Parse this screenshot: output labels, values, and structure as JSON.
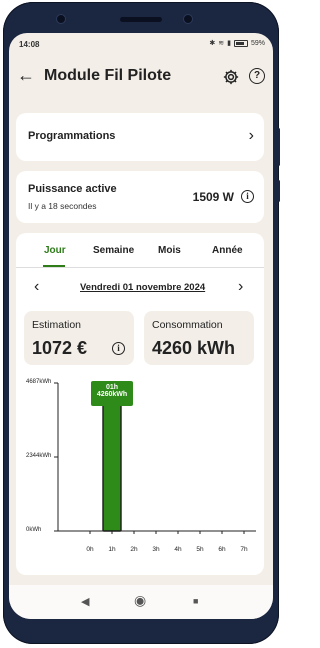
{
  "status": {
    "time": "14:08",
    "battery": "59%"
  },
  "appbar": {
    "title": "Module Fil Pilote",
    "back_icon": "arrow-left-icon",
    "settings_icon": "gear-icon",
    "help_icon": "help-circle-icon",
    "help_glyph": "?"
  },
  "programmations": {
    "label": "Programmations",
    "chevron": "›"
  },
  "puissance": {
    "label": "Puissance active",
    "subtitle": "Il y a 18 secondes",
    "value": "1509 W",
    "info_glyph": "i"
  },
  "tabs": [
    "Jour",
    "Semaine",
    "Mois",
    "Année"
  ],
  "active_tab": "Jour",
  "date": {
    "label": "Vendredi 01 novembre 2024",
    "prev": "‹",
    "next": "›"
  },
  "estimation": {
    "label": "Estimation",
    "value": "1072 €",
    "info_glyph": "i"
  },
  "consommation": {
    "label": "Consommation",
    "value": "4260 kWh"
  },
  "tooltip": {
    "hour": "01h",
    "value": "4260kWh"
  },
  "colors": {
    "accent": "#2e7d1a",
    "bar": "#2e8b1a",
    "background": "#f3efe8"
  },
  "nav": {
    "back": "◀",
    "home": "◉",
    "recents": "■"
  },
  "chart_data": {
    "type": "bar",
    "categories": [
      "0h",
      "1h",
      "2h",
      "3h",
      "4h",
      "5h",
      "6h",
      "7h"
    ],
    "values": [
      0,
      4260,
      0,
      0,
      0,
      0,
      0,
      0
    ],
    "yticks": [
      "4687kWh",
      "2344kWh",
      "0kWh"
    ],
    "ylim": [
      0,
      4687
    ],
    "ylabel": "kWh"
  }
}
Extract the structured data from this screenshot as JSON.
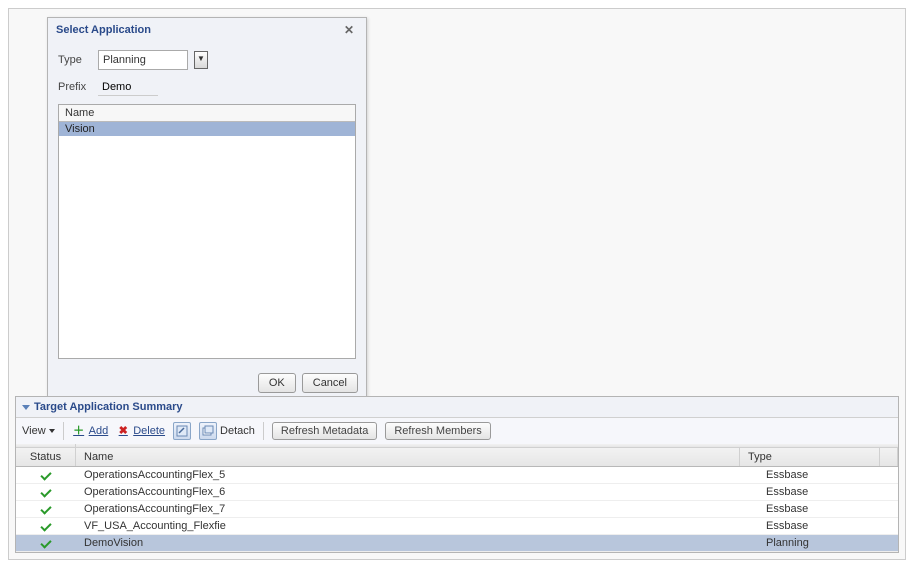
{
  "dialog": {
    "title": "Select Application",
    "type_label": "Type",
    "type_value": "Planning",
    "prefix_label": "Prefix",
    "prefix_value": "Demo",
    "list_header": "Name",
    "items": [
      "Vision"
    ],
    "ok_label": "OK",
    "cancel_label": "Cancel"
  },
  "summary": {
    "title": "Target Application Summary",
    "toolbar": {
      "view": "View",
      "add": "Add",
      "delete": "Delete",
      "detach": "Detach",
      "refresh_metadata": "Refresh Metadata",
      "refresh_members": "Refresh Members"
    },
    "columns": {
      "status": "Status",
      "name": "Name",
      "type": "Type"
    },
    "rows": [
      {
        "name": "OperationsAccountingFlex_5",
        "type": "Essbase",
        "selected": false
      },
      {
        "name": "OperationsAccountingFlex_6",
        "type": "Essbase",
        "selected": false
      },
      {
        "name": "OperationsAccountingFlex_7",
        "type": "Essbase",
        "selected": false
      },
      {
        "name": "VF_USA_Accounting_Flexfie",
        "type": "Essbase",
        "selected": false
      },
      {
        "name": "DemoVision",
        "type": "Planning",
        "selected": true
      }
    ]
  }
}
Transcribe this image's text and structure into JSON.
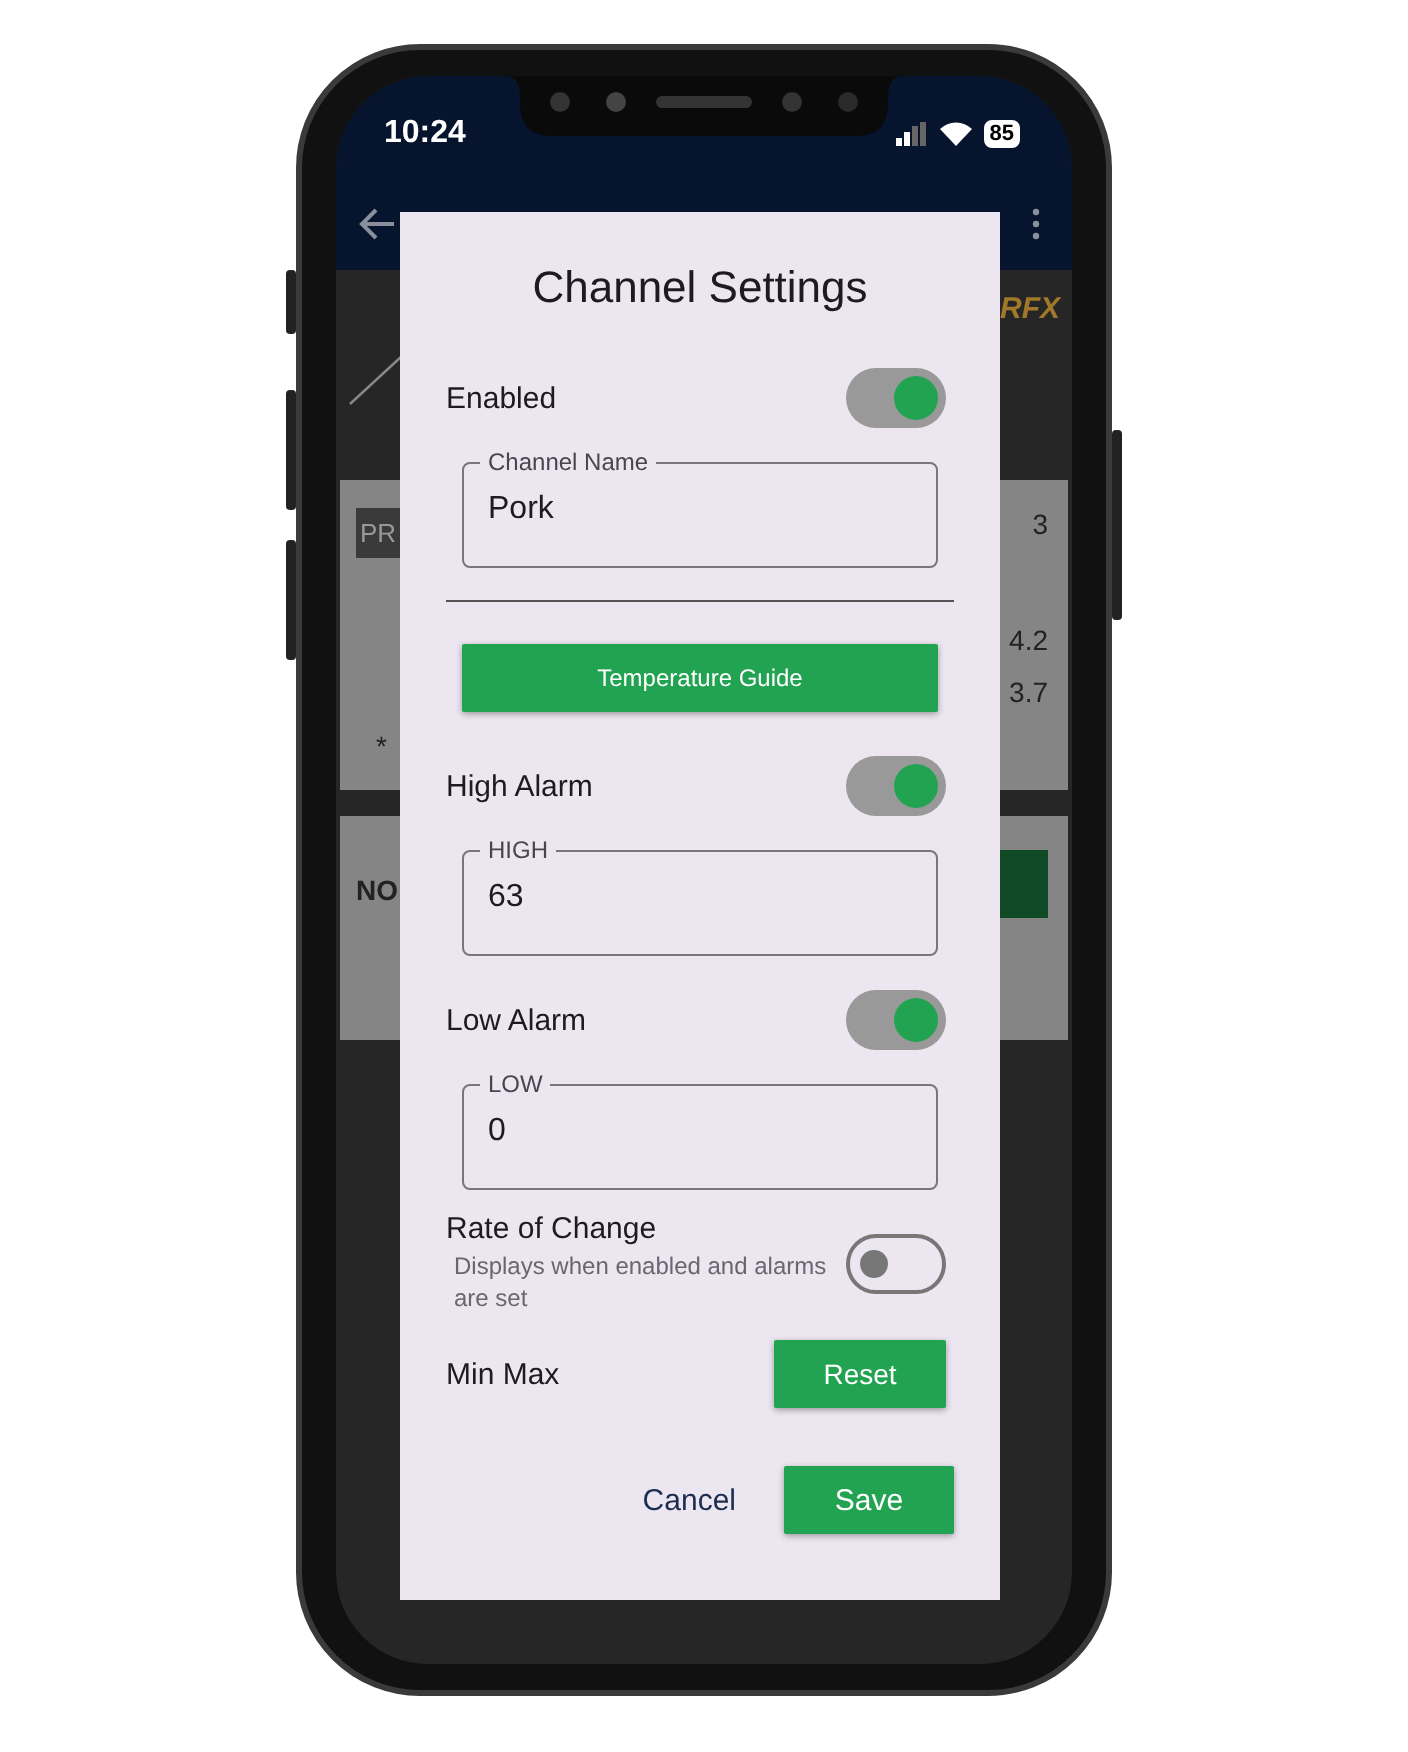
{
  "status_bar": {
    "time": "10:24",
    "battery": "85"
  },
  "background": {
    "logo": "RFX",
    "card_1": {
      "tag": "PR",
      "note": "*",
      "values": [
        "3",
        "4.2",
        "3.7"
      ]
    },
    "card_2": {
      "label": "NO"
    }
  },
  "dialog": {
    "title": "Channel Settings",
    "enabled": {
      "label": "Enabled",
      "on": true
    },
    "channel_name": {
      "label": "Channel Name",
      "value": "Pork"
    },
    "guide_button": "Temperature Guide",
    "high_alarm": {
      "label": "High Alarm",
      "on": true,
      "field_label": "HIGH",
      "value": "63"
    },
    "low_alarm": {
      "label": "Low Alarm",
      "on": true,
      "field_label": "LOW",
      "value": "0"
    },
    "rate_of_change": {
      "label": "Rate of Change",
      "description": "Displays when enabled and alarms are set",
      "on": false
    },
    "min_max": {
      "label": "Min Max",
      "button": "Reset"
    },
    "actions": [
      {
        "label": "Cancel",
        "kind": "text"
      },
      {
        "label": "Save",
        "kind": "filled"
      }
    ]
  }
}
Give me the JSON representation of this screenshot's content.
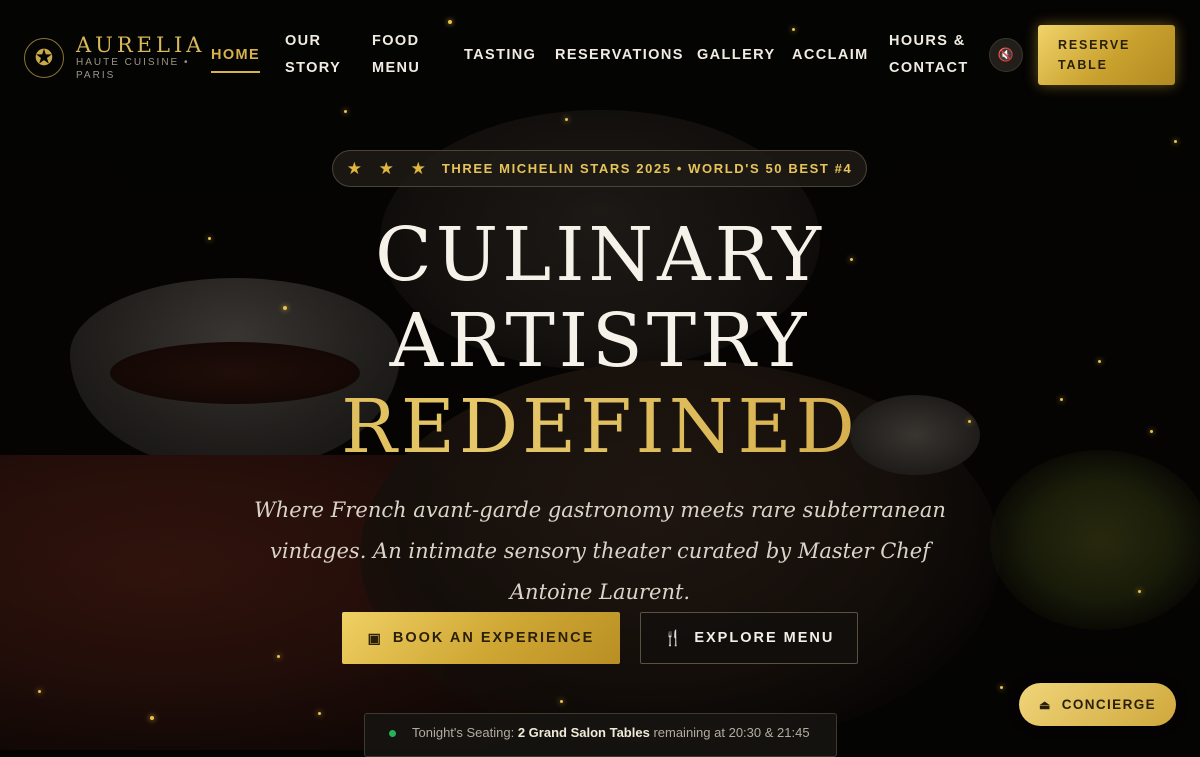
{
  "brand": {
    "name": "AURELIA",
    "subtitle": "HAUTE CUISINE • PARIS",
    "logo_icon": "star-emblem-icon"
  },
  "nav": {
    "items": [
      {
        "label": "HOME",
        "active": true
      },
      {
        "label": "OUR STORY"
      },
      {
        "label": "FOOD MENU"
      },
      {
        "label": "TASTING"
      },
      {
        "label": "RESERVATIONS"
      },
      {
        "label": "GALLERY"
      },
      {
        "label": "ACCLAIM"
      },
      {
        "label": "HOURS & CONTACT"
      }
    ],
    "mute_icon": "speaker-muted-icon",
    "reserve_label": "RESERVE TABLE"
  },
  "hero": {
    "badge": {
      "stars": "★ ★ ★",
      "text": "THREE MICHELIN STARS 2025 • WORLD'S 50 BEST #4"
    },
    "title_line1": "CULINARY",
    "title_line2": "ARTISTRY",
    "title_line3": "REDEFINED",
    "lead": "Where French avant-garde gastronomy meets rare subterranean vintages. An intimate sensory theater curated by Master Chef Antoine Laurent.",
    "primary_cta": {
      "label": "BOOK AN EXPERIENCE",
      "icon": "calendar-check-icon"
    },
    "secondary_cta": {
      "label": "EXPLORE MENU",
      "icon": "fork-knife-icon"
    }
  },
  "seating": {
    "prefix": "Tonight's Seating:",
    "highlight": "2 Grand Salon Tables",
    "suffix": "remaining at 20:30 & 21:45",
    "status_color": "#25b35a"
  },
  "concierge": {
    "label": "CONCIERGE",
    "icon": "service-bell-icon"
  },
  "colors": {
    "gold": "#d8b24c",
    "background": "#050403",
    "text": "#f1ece2"
  }
}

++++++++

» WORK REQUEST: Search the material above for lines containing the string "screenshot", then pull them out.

» RESPONSE TO THIS TASK:
Parse this screenshot: output labels, values, and structure as JSON.
Extract the structured data from this screenshot as JSON.
Give me the JSON representation of this screenshot's content.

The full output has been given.